- Opening Delimiter -

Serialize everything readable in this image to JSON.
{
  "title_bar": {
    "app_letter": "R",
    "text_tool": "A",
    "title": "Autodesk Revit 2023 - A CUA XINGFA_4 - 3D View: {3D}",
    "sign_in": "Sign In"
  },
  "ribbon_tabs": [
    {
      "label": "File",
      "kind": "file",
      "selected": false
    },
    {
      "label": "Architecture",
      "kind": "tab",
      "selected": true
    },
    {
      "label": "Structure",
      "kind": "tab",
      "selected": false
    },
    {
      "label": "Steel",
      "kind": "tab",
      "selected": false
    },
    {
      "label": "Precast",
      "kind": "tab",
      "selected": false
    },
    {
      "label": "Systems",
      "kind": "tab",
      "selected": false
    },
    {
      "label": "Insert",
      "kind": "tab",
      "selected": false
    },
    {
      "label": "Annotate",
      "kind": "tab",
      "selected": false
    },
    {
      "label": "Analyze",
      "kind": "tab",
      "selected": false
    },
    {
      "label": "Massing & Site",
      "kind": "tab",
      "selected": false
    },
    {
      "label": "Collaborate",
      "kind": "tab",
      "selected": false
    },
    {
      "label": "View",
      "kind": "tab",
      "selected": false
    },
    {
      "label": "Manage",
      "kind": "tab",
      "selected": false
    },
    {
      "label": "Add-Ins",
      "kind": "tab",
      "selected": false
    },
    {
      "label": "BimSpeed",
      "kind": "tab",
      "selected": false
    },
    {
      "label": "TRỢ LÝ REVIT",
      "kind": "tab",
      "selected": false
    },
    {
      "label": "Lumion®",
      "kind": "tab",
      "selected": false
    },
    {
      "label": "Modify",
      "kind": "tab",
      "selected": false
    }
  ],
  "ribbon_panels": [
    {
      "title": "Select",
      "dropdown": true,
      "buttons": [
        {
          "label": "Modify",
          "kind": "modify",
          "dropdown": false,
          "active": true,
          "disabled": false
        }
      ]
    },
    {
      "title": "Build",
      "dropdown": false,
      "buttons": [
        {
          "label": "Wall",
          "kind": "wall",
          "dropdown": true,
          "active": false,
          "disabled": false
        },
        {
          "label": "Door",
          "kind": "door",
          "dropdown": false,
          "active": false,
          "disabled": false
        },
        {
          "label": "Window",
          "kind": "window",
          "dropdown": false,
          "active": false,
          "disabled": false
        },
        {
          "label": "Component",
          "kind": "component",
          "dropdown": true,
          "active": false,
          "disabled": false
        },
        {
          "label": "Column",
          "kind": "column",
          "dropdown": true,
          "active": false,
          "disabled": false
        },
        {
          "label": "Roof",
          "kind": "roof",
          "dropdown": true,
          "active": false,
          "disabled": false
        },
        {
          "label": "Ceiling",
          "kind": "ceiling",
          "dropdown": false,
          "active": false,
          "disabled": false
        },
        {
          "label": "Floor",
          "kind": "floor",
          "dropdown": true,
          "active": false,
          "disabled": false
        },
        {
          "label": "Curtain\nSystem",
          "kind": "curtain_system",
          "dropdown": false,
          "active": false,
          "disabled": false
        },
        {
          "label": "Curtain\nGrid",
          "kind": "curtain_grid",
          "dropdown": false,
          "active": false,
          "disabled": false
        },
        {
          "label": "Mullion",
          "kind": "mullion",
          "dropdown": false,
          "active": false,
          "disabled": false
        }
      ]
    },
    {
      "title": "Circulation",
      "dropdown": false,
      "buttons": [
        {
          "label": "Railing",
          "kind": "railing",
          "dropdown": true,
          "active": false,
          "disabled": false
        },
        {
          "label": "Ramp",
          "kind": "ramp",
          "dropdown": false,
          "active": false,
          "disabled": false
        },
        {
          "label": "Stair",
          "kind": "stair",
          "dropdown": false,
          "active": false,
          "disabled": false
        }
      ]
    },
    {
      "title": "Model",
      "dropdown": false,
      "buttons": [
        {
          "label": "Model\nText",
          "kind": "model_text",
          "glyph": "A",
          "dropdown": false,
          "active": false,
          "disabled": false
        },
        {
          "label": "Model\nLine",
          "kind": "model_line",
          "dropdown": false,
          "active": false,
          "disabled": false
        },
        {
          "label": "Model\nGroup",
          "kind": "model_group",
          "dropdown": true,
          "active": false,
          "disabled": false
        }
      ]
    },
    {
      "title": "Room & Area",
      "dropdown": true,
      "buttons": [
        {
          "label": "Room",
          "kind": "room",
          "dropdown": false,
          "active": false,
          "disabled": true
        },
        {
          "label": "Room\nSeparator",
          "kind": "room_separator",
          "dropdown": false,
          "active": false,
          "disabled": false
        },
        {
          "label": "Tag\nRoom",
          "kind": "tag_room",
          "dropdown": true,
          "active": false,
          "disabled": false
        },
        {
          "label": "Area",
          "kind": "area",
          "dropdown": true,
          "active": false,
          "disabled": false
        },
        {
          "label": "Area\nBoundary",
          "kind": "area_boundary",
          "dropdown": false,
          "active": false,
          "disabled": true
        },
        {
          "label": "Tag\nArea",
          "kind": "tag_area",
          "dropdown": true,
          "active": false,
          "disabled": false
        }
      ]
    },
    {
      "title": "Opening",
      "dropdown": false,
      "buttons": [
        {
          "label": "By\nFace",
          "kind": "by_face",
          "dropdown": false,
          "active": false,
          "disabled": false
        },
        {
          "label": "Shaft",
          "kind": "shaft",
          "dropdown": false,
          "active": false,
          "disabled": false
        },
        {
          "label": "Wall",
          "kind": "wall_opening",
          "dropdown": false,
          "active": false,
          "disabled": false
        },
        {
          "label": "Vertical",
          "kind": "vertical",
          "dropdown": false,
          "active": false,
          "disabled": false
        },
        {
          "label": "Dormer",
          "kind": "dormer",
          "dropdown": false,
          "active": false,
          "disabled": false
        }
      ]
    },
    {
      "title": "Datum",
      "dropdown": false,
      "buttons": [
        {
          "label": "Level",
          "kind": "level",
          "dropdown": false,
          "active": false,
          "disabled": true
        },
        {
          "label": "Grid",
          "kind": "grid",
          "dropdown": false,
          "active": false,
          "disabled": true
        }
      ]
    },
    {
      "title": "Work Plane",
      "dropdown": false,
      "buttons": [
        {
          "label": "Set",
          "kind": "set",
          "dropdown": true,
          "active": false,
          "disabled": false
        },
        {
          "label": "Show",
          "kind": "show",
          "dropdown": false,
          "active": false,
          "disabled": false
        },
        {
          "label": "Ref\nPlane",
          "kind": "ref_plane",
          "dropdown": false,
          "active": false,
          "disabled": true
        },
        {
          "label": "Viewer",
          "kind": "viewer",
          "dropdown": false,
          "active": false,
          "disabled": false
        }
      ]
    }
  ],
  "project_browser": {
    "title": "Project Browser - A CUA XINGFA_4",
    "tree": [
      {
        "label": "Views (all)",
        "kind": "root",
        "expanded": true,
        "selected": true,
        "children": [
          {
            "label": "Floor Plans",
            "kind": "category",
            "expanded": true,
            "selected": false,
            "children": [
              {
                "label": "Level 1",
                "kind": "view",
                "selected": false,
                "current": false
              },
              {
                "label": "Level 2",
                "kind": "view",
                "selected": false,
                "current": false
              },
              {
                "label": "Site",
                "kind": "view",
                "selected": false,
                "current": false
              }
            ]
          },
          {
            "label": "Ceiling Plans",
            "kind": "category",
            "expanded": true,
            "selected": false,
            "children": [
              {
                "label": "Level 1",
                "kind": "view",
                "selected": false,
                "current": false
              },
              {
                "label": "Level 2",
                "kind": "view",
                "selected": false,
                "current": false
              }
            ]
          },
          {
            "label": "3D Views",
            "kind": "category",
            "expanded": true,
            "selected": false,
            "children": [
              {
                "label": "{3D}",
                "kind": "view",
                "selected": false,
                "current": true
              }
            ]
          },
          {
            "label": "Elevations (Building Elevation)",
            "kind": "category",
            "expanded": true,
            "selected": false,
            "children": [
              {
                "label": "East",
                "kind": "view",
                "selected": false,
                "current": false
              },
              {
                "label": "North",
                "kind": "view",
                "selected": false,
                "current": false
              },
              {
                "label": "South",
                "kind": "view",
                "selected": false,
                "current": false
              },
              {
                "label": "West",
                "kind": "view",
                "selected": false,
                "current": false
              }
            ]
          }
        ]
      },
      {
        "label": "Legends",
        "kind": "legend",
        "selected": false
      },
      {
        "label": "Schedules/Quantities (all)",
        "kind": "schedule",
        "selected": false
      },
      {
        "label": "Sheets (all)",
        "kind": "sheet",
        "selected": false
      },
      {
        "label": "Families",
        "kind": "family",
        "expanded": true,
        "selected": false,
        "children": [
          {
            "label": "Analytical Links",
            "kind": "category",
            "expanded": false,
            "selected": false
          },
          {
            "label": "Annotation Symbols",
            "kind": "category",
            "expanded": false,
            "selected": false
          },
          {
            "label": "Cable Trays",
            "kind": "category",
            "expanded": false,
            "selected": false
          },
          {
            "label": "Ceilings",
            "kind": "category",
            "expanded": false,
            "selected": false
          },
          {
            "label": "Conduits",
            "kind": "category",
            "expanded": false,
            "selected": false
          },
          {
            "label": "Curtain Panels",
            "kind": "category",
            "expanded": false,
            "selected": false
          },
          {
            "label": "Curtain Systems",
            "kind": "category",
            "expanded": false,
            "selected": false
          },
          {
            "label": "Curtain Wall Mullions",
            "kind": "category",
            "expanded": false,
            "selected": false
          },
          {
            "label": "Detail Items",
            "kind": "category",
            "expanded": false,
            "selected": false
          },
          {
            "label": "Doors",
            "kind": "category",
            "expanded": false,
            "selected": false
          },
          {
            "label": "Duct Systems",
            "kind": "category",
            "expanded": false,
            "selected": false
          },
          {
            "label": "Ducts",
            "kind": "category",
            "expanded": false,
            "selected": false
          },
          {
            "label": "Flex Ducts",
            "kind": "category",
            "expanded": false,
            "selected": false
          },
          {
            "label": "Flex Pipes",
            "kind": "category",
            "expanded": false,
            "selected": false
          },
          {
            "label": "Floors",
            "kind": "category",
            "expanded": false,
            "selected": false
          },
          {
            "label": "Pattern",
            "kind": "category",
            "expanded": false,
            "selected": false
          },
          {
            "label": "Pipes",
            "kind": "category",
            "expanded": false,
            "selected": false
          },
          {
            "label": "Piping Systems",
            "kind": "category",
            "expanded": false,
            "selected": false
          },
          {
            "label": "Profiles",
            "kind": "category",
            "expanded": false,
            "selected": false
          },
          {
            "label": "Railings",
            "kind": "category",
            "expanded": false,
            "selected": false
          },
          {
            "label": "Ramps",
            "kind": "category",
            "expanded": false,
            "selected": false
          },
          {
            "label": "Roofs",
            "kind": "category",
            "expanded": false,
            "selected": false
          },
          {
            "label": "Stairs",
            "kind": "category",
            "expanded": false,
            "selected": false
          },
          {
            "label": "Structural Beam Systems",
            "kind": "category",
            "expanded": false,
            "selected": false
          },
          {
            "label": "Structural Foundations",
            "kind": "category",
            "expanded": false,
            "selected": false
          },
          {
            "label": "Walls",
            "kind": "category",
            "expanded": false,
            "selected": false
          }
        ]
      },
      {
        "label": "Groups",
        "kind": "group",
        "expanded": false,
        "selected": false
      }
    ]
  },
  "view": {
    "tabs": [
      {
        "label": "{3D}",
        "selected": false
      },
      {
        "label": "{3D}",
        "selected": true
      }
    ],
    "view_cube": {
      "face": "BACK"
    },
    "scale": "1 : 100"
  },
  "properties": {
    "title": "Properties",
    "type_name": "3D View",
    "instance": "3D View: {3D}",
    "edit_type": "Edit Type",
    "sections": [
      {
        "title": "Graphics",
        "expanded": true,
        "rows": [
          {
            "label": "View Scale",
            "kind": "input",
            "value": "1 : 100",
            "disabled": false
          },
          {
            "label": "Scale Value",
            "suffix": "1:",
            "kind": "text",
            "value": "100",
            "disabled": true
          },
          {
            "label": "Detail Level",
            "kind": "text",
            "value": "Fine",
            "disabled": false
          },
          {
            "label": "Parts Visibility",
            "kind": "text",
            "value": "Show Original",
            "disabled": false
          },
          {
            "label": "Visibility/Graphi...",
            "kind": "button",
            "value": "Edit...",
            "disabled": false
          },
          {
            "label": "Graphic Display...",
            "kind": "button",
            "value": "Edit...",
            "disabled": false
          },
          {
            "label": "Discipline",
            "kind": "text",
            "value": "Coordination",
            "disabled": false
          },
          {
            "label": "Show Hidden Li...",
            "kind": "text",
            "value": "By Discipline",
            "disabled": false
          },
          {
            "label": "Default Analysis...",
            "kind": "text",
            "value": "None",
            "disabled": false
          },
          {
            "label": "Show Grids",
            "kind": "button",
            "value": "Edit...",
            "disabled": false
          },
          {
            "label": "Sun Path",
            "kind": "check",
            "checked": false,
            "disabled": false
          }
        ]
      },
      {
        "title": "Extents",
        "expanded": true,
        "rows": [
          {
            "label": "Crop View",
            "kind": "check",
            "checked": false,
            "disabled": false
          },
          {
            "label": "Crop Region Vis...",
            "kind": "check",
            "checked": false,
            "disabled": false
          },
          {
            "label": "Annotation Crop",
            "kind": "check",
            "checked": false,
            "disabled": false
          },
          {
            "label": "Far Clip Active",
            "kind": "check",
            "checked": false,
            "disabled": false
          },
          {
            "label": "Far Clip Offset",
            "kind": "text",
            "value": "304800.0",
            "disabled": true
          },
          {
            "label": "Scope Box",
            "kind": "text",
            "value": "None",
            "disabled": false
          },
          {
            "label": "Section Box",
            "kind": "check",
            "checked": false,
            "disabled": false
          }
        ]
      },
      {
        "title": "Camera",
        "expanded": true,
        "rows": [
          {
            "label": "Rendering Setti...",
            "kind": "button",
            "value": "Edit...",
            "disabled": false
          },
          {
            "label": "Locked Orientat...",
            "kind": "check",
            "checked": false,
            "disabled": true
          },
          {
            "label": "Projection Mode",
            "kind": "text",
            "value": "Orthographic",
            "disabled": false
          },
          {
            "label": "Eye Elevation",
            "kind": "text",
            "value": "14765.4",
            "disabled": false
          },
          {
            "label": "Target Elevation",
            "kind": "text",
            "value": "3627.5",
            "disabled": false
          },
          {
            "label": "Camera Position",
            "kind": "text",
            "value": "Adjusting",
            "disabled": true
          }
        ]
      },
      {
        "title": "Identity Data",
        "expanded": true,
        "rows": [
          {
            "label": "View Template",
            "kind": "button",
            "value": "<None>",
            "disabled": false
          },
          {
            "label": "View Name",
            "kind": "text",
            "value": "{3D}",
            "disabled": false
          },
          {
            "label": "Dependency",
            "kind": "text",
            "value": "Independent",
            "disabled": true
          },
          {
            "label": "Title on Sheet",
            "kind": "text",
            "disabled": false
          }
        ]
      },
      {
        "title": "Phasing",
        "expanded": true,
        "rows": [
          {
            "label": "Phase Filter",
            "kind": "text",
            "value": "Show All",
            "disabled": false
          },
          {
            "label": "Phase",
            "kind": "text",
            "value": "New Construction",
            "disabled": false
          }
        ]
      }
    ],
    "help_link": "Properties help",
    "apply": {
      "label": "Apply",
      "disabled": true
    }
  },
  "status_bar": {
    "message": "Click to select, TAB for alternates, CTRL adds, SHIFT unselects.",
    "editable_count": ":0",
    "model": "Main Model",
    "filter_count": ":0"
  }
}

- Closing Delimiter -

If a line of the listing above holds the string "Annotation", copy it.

* RESPONSE AREA *
            "label": "Annotation Symbols",
            "label": "Annotation Crop",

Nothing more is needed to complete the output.